The Rev. O'Neal Dozier, senior pastor of The Worldwide Christian Center Church on Pompano Beach, Fla., says Democrats and President Barack Obama would use Romney's "racist religion as a secret weapon" to attack the Republican in the general election.
"The Mormon religion is prejudiced against blacks, Jews and the Native American Indians," Dozier says in a release previewing the news conference. "These allegations are substantiated and validated by the writings of the former prophets and seers of the Mormon church."
What Dozier's release doesn't mention is that he's a supporter of rival Republican contender Rick Santorum, and, according to news reports, an honorary chairman of his Florida campaign. The Santorum campaign on Friday touted Dozier as one of its conservative leader endorsements.
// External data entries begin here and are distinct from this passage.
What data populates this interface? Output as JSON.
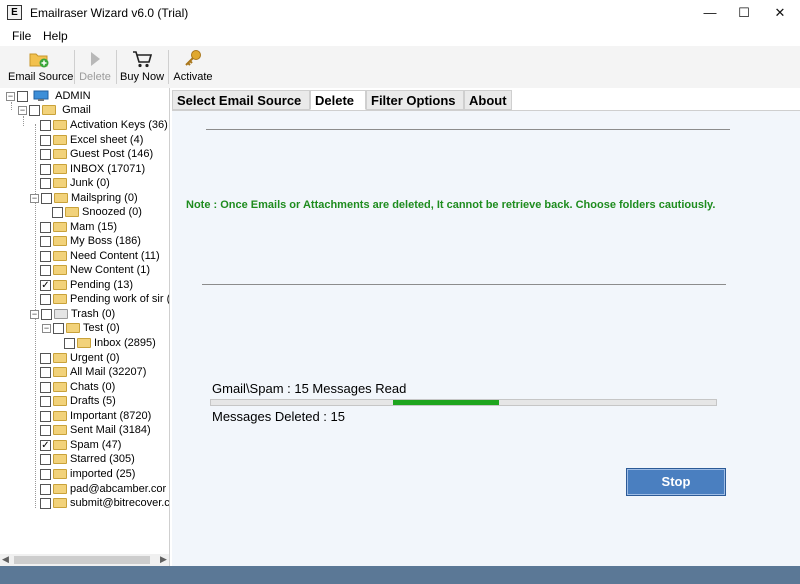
{
  "window": {
    "title": "Emailraser Wizard v6.0 (Trial)",
    "app_icon_text": "E",
    "min": "—",
    "max": "☐",
    "close": "✕"
  },
  "menu": {
    "file": "File",
    "help": "Help"
  },
  "toolbar": {
    "email_source": "Email Source",
    "delete": "Delete",
    "buy_now": "Buy Now",
    "activate": "Activate"
  },
  "tree": {
    "root": "ADMIN",
    "account": "Gmail",
    "folders": [
      {
        "label": "Activation Keys (36)",
        "checked": false
      },
      {
        "label": "Excel sheet (4)",
        "checked": false
      },
      {
        "label": "Guest Post (146)",
        "checked": false
      },
      {
        "label": "INBOX (17071)",
        "checked": false
      },
      {
        "label": "Junk (0)",
        "checked": false
      },
      {
        "label": "Mailspring (0)",
        "checked": false
      },
      {
        "label": "Snoozed (0)",
        "checked": false
      },
      {
        "label": "Mam (15)",
        "checked": false
      },
      {
        "label": "My Boss (186)",
        "checked": false
      },
      {
        "label": "Need Content (11)",
        "checked": false
      },
      {
        "label": "New Content (1)",
        "checked": false
      },
      {
        "label": "Pending (13)",
        "checked": true
      },
      {
        "label": "Pending work of sir (2",
        "checked": false
      },
      {
        "label": "Trash (0)",
        "checked": false
      },
      {
        "label": "Test (0)",
        "checked": false
      },
      {
        "label": "Inbox (2895)",
        "checked": false
      },
      {
        "label": "Urgent (0)",
        "checked": false
      },
      {
        "label": "All Mail (32207)",
        "checked": false
      },
      {
        "label": "Chats (0)",
        "checked": false
      },
      {
        "label": "Drafts (5)",
        "checked": false
      },
      {
        "label": "Important (8720)",
        "checked": false
      },
      {
        "label": "Sent Mail (3184)",
        "checked": false
      },
      {
        "label": "Spam (47)",
        "checked": true
      },
      {
        "label": "Starred (305)",
        "checked": false
      },
      {
        "label": "imported (25)",
        "checked": false
      },
      {
        "label": "pad@abcamber.cor",
        "checked": false
      },
      {
        "label": "submit@bitrecover.c",
        "checked": false
      }
    ]
  },
  "tabs": {
    "select_email_source": "Select Email Source",
    "delete": "Delete",
    "filter_options": "Filter Options",
    "about": "About"
  },
  "main": {
    "note": "Note : Once Emails or Attachments are deleted, It cannot be retrieve back. Choose folders cautiously.",
    "status_read": "Gmail\\Spam : 15 Messages Read",
    "status_deleted": "Messages Deleted : 15",
    "progress": {
      "start_fraction": 0.36,
      "end_fraction": 0.57,
      "color": "#1ea51e"
    },
    "stop_button": "Stop"
  },
  "colors": {
    "accent": "#4a7fc0",
    "note_green": "#1e8c1e",
    "statusbar": "#5b7896"
  }
}
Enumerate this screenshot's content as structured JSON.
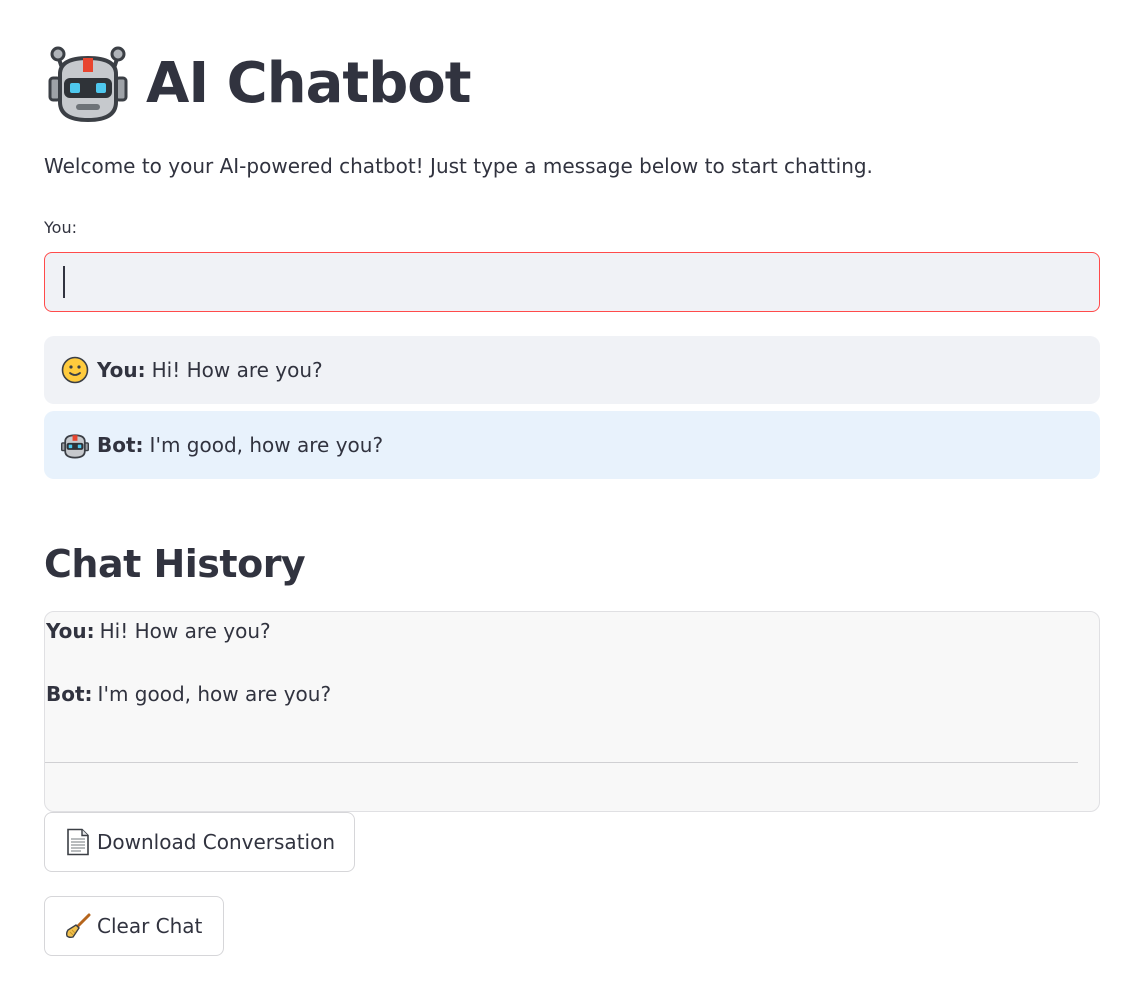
{
  "header": {
    "title": "AI Chatbot",
    "title_icon": "robot-face-icon"
  },
  "intro": {
    "welcome_text": "Welcome to your AI-powered chatbot! Just type a message below to start chatting."
  },
  "input": {
    "label": "You:",
    "value": "",
    "focused": true,
    "border_color": "#ff4b4b"
  },
  "messages": [
    {
      "role": "user",
      "icon": "slightly-smiling-face-icon",
      "speaker": "You:",
      "text": "Hi! How are you?",
      "background": "#f0f2f6"
    },
    {
      "role": "bot",
      "icon": "robot-face-icon",
      "speaker": "Bot:",
      "text": "I'm good, how are you?",
      "background": "#e8f2fc"
    }
  ],
  "history": {
    "title": "Chat History",
    "entries": [
      {
        "speaker": "You:",
        "text": "Hi! How are you?"
      },
      {
        "speaker": "Bot:",
        "text": "I'm good, how are you?"
      }
    ]
  },
  "actions": {
    "download_label": "Download Conversation",
    "download_icon": "page-document-icon",
    "clear_label": "Clear Chat",
    "clear_icon": "broom-icon"
  },
  "colors": {
    "text": "#31333f",
    "accent": "#ff4b4b",
    "input_bg": "#f0f2f6",
    "bot_bg": "#e8f2fc"
  }
}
Santorum spoke in January at Dozier's church, where the senior pastor noted that blacks will not vote for a Mormon because of the LDS faith's racial history. Up until 1978, the Utah-based religion barred blacks from its all-male priesthood.
Romney's campaign declined to comment. A spokeswoman for Santorum didn't return a request for comment.
Romney, the Republican front-runner, isn't likely to pay much attention to Dozier's comments and has previously said he would not distance himself from his Mormon faith even as he argued that he would not take orders from Salt Lake City should he be elected president.
"There are some for whom these commitments are not enough," Romney said during a major 2007 speech on his faith during his previous White House bid. "They would prefer it if I would simply distance myself from my religion, say that it is more a tradition than my personal conviction, or disavow one or another of its precepts. That I will not do. I believe in my Mormon faith and I endeavor to live by it."
Romney added that there may be some who charge that his Mormon faith may sink his Oval Office hopes, but that underestimates the American people's respect for faith.
"Americans tire of those who would jettison their beliefs, even to gain the world," Romney said at the time.
The Church of Jesus Christ of Latter-day Saints has fought back recently against talk that it condones racial discrimination.
"The church's position is clear we believe all people are God's children and are equal in his eyes and in the church," the church said in a statement Feb. 29. "We do not tolerate racism in any form."
As to the question of the now-discarded ban on blacks in the priesthood, the church said: "It is not known precisely why, how, or when this restriction began but what is clear is that it ended decades ago."
In 2006, then-LDS Church President Gordon B. Hinckley rebuked Mormons who hold racist views.
"No man who makes disparaging remarks concerning those of another race can consider himself a true disciple of Christ," Hinckley said. "Nor can he consider himself to be in harmony with the teachings of the church of Christ."
Dozier says his Monday news conference will include "other concerned clergy and other Christians."